The Court of Appeal struck the term “improper sexual relations” as used in an electronics search condition on the ground that it was unconstitutionally vague and unnecessary to comport with the trial court’s stated intent – to determine whether the minor was engaging in solicitation and prostitution.

The Court of Appeal found that the terms of appellant’s mandatory supervision that required him “to participate in and complete programs [and counseling] as directed by probation” and prohibited him from leaving any such program without the probation office’s approval amounted to an unconstitutional delegation of judicial authority in violation of the separation of powers doctrine. The court, therefore, remanded the matter to the trial court with direction to either strike the conditions or amend them by specifying each kind of required program, service, and counseling.

The Court of Appeal modified the probation condition prohibiting appellant from associating with drug users and traffickers to include an express knowledge requirement. The court also modified that abstract of judgment to include an additional day of presentence credit, which was originally left out due to a mere arithmetic miscalculation.

The Court of Appeal modified the probation condition requiring appellant to comply with an individualized substance abuse treatment plan as ordered by the probation department to clarify that his substance abuse treatment was to be on an outpatient basis. The Court further held that the judgment should be clarified to indicate that the restitution fine under Penal Code section 1202.4(b) was stayed based on appellant’s inability to pay under People v. Dueñas (2019) 30 Cal.App.5th 1157.

The Court of Appeal held that the following probation conditions must be stricken or narrowed: (1) condition requiring appellant to “report any law enforcement contact to the Probation Officer within 24 hours for any reason” because it is unconstitutionally vague and overbroad in that it can be triggered by even the most insignificant contacts; (2) the condition requiring appellant to “[c]ooperate with the Probation Officer in a plan for psychological, psychiatric, or substance abuse treatment, or other rehabilitation, and follow all directions of the Probation Officer,” because it amounted to an unconstitutional delegation of judicial authority in that it allows the probation department to insist appellant participate in any type of plan for rehabilitation; (3) the condition requiring appellant to “[p]rovide a copy of any medical prescription to the Probation Department within 2 business days of its receipt” because it was overbroad in that it was not limited to psychotropic drugs or any other drugs that might be connected to defendant’s rehabilitation; and (4) the condition that prohibits appellant from associating with any “ ‘person, as designated by your probation officer,’ “ because it is unconstitutionally overbroad.  

The Court of Appeal held that the trial court did not have a sufficient basis to toll appellant’s PRCS because he had not “absconded” from supervision (Pen. Code, § 3456(b)), but rather was incarcerated during the tolling periods. The Court, therefore, reversed the trial court’s order extending appellant’s PRCS and, since appellant’s three-years PRCS term had expired, directed the trial court to enter an order terminating it.   

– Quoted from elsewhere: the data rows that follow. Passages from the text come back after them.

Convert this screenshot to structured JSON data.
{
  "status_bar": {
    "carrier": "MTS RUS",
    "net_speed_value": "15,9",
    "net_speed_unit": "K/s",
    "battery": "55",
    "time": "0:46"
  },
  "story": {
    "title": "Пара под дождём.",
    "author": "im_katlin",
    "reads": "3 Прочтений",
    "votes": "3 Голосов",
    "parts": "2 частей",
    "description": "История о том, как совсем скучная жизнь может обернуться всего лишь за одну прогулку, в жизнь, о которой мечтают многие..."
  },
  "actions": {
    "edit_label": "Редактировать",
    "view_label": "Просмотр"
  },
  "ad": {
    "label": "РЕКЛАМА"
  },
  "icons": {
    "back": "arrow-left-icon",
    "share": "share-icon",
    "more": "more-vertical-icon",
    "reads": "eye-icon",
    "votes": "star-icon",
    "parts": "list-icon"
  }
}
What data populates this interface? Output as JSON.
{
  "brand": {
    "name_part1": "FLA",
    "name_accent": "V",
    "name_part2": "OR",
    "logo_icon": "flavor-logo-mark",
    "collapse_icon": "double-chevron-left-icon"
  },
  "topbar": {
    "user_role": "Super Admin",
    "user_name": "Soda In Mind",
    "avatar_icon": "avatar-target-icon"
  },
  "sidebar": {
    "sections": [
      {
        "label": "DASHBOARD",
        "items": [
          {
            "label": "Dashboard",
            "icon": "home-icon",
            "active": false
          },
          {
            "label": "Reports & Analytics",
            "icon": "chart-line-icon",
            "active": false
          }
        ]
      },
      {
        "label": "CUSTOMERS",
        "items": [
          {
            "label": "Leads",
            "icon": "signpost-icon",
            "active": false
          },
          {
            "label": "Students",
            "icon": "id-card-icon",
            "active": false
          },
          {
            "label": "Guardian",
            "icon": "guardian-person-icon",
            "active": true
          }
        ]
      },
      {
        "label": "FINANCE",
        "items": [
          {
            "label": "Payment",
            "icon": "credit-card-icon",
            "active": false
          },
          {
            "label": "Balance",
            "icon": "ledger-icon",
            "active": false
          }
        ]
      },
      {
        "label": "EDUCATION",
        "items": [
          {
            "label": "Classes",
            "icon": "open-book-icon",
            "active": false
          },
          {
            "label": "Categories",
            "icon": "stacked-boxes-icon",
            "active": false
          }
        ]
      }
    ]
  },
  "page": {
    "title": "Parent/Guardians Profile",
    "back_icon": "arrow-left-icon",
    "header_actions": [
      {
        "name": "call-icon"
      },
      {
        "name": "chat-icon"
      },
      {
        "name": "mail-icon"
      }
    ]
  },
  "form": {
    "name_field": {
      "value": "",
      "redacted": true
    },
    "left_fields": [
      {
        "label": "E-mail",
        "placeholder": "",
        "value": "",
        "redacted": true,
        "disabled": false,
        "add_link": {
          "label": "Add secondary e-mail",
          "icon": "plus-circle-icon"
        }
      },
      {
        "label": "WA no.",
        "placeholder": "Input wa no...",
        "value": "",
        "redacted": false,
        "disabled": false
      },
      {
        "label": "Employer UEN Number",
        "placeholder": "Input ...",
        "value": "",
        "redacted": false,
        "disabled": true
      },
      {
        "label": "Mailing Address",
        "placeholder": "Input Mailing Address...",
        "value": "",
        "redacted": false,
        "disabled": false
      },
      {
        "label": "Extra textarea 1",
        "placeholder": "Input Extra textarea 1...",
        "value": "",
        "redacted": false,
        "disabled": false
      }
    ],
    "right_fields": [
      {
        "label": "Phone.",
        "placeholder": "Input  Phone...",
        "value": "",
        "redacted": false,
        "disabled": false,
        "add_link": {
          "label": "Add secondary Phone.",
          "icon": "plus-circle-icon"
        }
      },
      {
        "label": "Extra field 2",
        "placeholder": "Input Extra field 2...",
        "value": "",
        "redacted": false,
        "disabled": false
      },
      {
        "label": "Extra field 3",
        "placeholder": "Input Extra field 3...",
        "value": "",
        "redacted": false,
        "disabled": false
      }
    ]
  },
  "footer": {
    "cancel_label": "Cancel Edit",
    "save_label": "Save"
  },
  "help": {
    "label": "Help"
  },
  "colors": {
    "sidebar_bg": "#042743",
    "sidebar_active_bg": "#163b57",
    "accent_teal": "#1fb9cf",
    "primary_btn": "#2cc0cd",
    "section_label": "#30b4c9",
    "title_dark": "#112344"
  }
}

The Court of Appeal held that the electronic search condition and the condition prohibiting the use of encrypted data, files, disks or volumes were unreasonable under Lent where there was no relationship between appellant’s crimes and his use of electronic devices, social media, or encrypted data. The Court further held that the conditions prohibiting in-person and internet contact with minors or persons appellant believes to be minors were unconstitutionally overbroad. Specifically, the Court reasoned that while there was a compelling state interest in preventing appellant from committing further sexual assaults against minors, the no-contact conditions  were not narrowly tailored in that they exposed the minor to possible probation violations for interactions that – especially give his young age – are a frequent part of life.

The Court of Appeal held that the trial court erred in refusing to consider and rule on the merits of appellant’s claims of error in the probation report.

The Court of Appeal held that the juvenile court lacked authority to impose probation conditions, including an electronics search condition, after committing the minor to the Department of Corrections and Rehabilitation, Division of Juvenile Justice.

The Court of Appeal struck the following three probation conditions, finding that they each amounted to an improper delegation of judicial authority: (1) “Enroll in and successfully complete the Community Corrections Service Center program if required by the Probation Officer…”; (2) “Immediately enroll in, pay for, and successfully complete an alcohol and drug problem assessment program, if directed by the Probation Officer”; and (3) “Enroll in, pay for, and successfully complete an outpatient treatment program or a residential treatment program if required and as chosen by the Probation Officer…”